A Little Dab Will Do You
New research shows shorter, frequent workouts may benefit you more than one monster exercise session.
And that trying to "make up" time in the gym? It may not matter.
What To Know
“People think they have to do a lengthy session of resistance training in the gym, but that’s not the case."
Exercise and Sports Science Professor Ken Nosaka, who helped lead the study, on the key takeaways of his research. Those with lower repetitions more regularly saw greater strength and muscle growth vs. those who did one longer, more intense workout with higher reps. Professor Nosaka said this research shows trying to “make up” for missed workouts with longer workouts (trying to get more minutes in the gym) isn’t as effective as small movements more frequently.
Why It Matters:
The researchers limited this to biceps, but believe other muscle groups would show similar results.

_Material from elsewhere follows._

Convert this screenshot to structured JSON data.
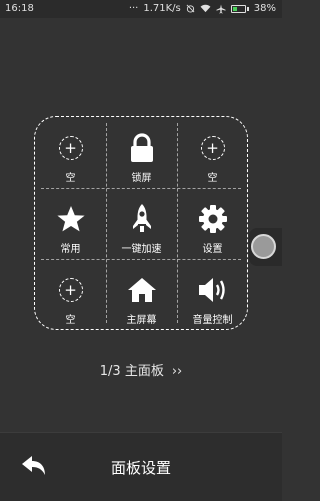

The CDC says less than 1 in 4 Americans get the recommended daily amounts of strengthening and aerobic exercise. Repeated research shows exercise reduces the potential for severe impact of infection and disease, including COVID-19.
Press Release on the Study: Exercise answer: Research shows it’s how often you do it, not how much
Here’s the study: Greater effects by performing a small number of eccentric contractions daily than a larger number of them once a week (Wiley Online Library)
Here’s how often you should exercise (The Hill)
2.5 hours of moderate exercise per week linked to reduced risk of COVID-19 (Medical News Today)
by Jenna Lee,